▼

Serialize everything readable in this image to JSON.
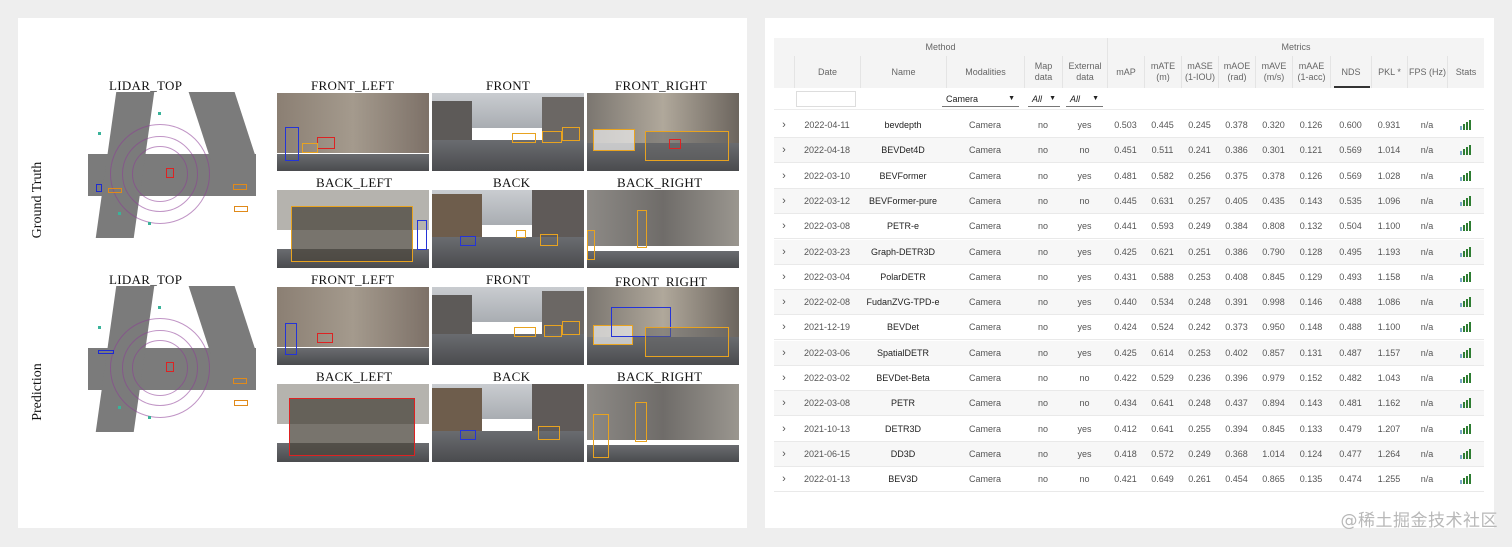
{
  "figure": {
    "row_labels": [
      "Ground Truth",
      "Prediction"
    ],
    "lidar_title": "LIDAR_TOP",
    "camera_titles": [
      "FRONT_LEFT",
      "FRONT",
      "FRONT_RIGHT",
      "BACK_LEFT",
      "BACK",
      "BACK_RIGHT"
    ]
  },
  "table": {
    "groups": {
      "method": "Method",
      "metrics": "Metrics"
    },
    "columns": {
      "date": "Date",
      "name": "Name",
      "modalities": "Modalities",
      "map_data": "Map data",
      "external_data": "External data",
      "map": "mAP",
      "mate": "mATE (m)",
      "mase": "mASE (1-IOU)",
      "maoe": "mAOE (rad)",
      "mave": "mAVE (m/s)",
      "maae": "mAAE (1-acc)",
      "nds": "NDS",
      "pkl": "PKL *",
      "fps": "FPS (Hz)",
      "stats": "Stats"
    },
    "filters": {
      "date": "",
      "modalities": "Camera",
      "map_data": "All",
      "external_data": "All"
    },
    "rows": [
      {
        "date": "2022-04-11",
        "name": "bevdepth",
        "modalities": "Camera",
        "map_data": "no",
        "external_data": "yes",
        "map": "0.503",
        "mate": "0.445",
        "mase": "0.245",
        "maoe": "0.378",
        "mave": "0.320",
        "maae": "0.126",
        "nds": "0.600",
        "pkl": "0.931",
        "fps": "n/a"
      },
      {
        "date": "2022-04-18",
        "name": "BEVDet4D",
        "modalities": "Camera",
        "map_data": "no",
        "external_data": "no",
        "map": "0.451",
        "mate": "0.511",
        "mase": "0.241",
        "maoe": "0.386",
        "mave": "0.301",
        "maae": "0.121",
        "nds": "0.569",
        "pkl": "1.014",
        "fps": "n/a"
      },
      {
        "date": "2022-03-10",
        "name": "BEVFormer",
        "modalities": "Camera",
        "map_data": "no",
        "external_data": "yes",
        "map": "0.481",
        "mate": "0.582",
        "mase": "0.256",
        "maoe": "0.375",
        "mave": "0.378",
        "maae": "0.126",
        "nds": "0.569",
        "pkl": "1.028",
        "fps": "n/a"
      },
      {
        "date": "2022-03-12",
        "name": "BEVFormer-pure",
        "modalities": "Camera",
        "map_data": "no",
        "external_data": "no",
        "map": "0.445",
        "mate": "0.631",
        "mase": "0.257",
        "maoe": "0.405",
        "mave": "0.435",
        "maae": "0.143",
        "nds": "0.535",
        "pkl": "1.096",
        "fps": "n/a"
      },
      {
        "date": "2022-03-08",
        "name": "PETR-e",
        "modalities": "Camera",
        "map_data": "no",
        "external_data": "yes",
        "map": "0.441",
        "mate": "0.593",
        "mase": "0.249",
        "maoe": "0.384",
        "mave": "0.808",
        "maae": "0.132",
        "nds": "0.504",
        "pkl": "1.100",
        "fps": "n/a"
      },
      {
        "date": "2022-03-23",
        "name": "Graph-DETR3D",
        "modalities": "Camera",
        "map_data": "no",
        "external_data": "yes",
        "map": "0.425",
        "mate": "0.621",
        "mase": "0.251",
        "maoe": "0.386",
        "mave": "0.790",
        "maae": "0.128",
        "nds": "0.495",
        "pkl": "1.193",
        "fps": "n/a"
      },
      {
        "date": "2022-03-04",
        "name": "PolarDETR",
        "modalities": "Camera",
        "map_data": "no",
        "external_data": "yes",
        "map": "0.431",
        "mate": "0.588",
        "mase": "0.253",
        "maoe": "0.408",
        "mave": "0.845",
        "maae": "0.129",
        "nds": "0.493",
        "pkl": "1.158",
        "fps": "n/a"
      },
      {
        "date": "2022-02-08",
        "name": "FudanZVG-TPD-e",
        "modalities": "Camera",
        "map_data": "no",
        "external_data": "yes",
        "map": "0.440",
        "mate": "0.534",
        "mase": "0.248",
        "maoe": "0.391",
        "mave": "0.998",
        "maae": "0.146",
        "nds": "0.488",
        "pkl": "1.086",
        "fps": "n/a"
      },
      {
        "date": "2021-12-19",
        "name": "BEVDet",
        "modalities": "Camera",
        "map_data": "no",
        "external_data": "yes",
        "map": "0.424",
        "mate": "0.524",
        "mase": "0.242",
        "maoe": "0.373",
        "mave": "0.950",
        "maae": "0.148",
        "nds": "0.488",
        "pkl": "1.100",
        "fps": "n/a"
      },
      {
        "date": "2022-03-06",
        "name": "SpatialDETR",
        "modalities": "Camera",
        "map_data": "no",
        "external_data": "yes",
        "map": "0.425",
        "mate": "0.614",
        "mase": "0.253",
        "maoe": "0.402",
        "mave": "0.857",
        "maae": "0.131",
        "nds": "0.487",
        "pkl": "1.157",
        "fps": "n/a"
      },
      {
        "date": "2022-03-02",
        "name": "BEVDet-Beta",
        "modalities": "Camera",
        "map_data": "no",
        "external_data": "no",
        "map": "0.422",
        "mate": "0.529",
        "mase": "0.236",
        "maoe": "0.396",
        "mave": "0.979",
        "maae": "0.152",
        "nds": "0.482",
        "pkl": "1.043",
        "fps": "n/a"
      },
      {
        "date": "2022-03-08",
        "name": "PETR",
        "modalities": "Camera",
        "map_data": "no",
        "external_data": "no",
        "map": "0.434",
        "mate": "0.641",
        "mase": "0.248",
        "maoe": "0.437",
        "mave": "0.894",
        "maae": "0.143",
        "nds": "0.481",
        "pkl": "1.162",
        "fps": "n/a"
      },
      {
        "date": "2021-10-13",
        "name": "DETR3D",
        "modalities": "Camera",
        "map_data": "no",
        "external_data": "yes",
        "map": "0.412",
        "mate": "0.641",
        "mase": "0.255",
        "maoe": "0.394",
        "mave": "0.845",
        "maae": "0.133",
        "nds": "0.479",
        "pkl": "1.207",
        "fps": "n/a"
      },
      {
        "date": "2021-06-15",
        "name": "DD3D",
        "modalities": "Camera",
        "map_data": "no",
        "external_data": "yes",
        "map": "0.418",
        "mate": "0.572",
        "mase": "0.249",
        "maoe": "0.368",
        "mave": "1.014",
        "maae": "0.124",
        "nds": "0.477",
        "pkl": "1.264",
        "fps": "n/a"
      },
      {
        "date": "2022-01-13",
        "name": "BEV3D",
        "modalities": "Camera",
        "map_data": "no",
        "external_data": "no",
        "map": "0.421",
        "mate": "0.649",
        "mase": "0.261",
        "maoe": "0.454",
        "mave": "0.865",
        "maae": "0.135",
        "nds": "0.474",
        "pkl": "1.255",
        "fps": "n/a"
      }
    ]
  },
  "watermark": "@稀土掘金技术社区",
  "icons": {
    "expand": "chevron-right-icon",
    "stats": "bar-chart-icon",
    "dropdown": "caret-down-icon"
  },
  "colors": {
    "stats_icon": "#2e7d32",
    "gt_box": "#e8a320",
    "pred_box": "#2434d8"
  }
}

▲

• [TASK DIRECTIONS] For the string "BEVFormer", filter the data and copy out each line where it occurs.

• [EXERCISE SOLUTION]
        "name": "BEVFormer",
        "name": "BEVFormer-pure",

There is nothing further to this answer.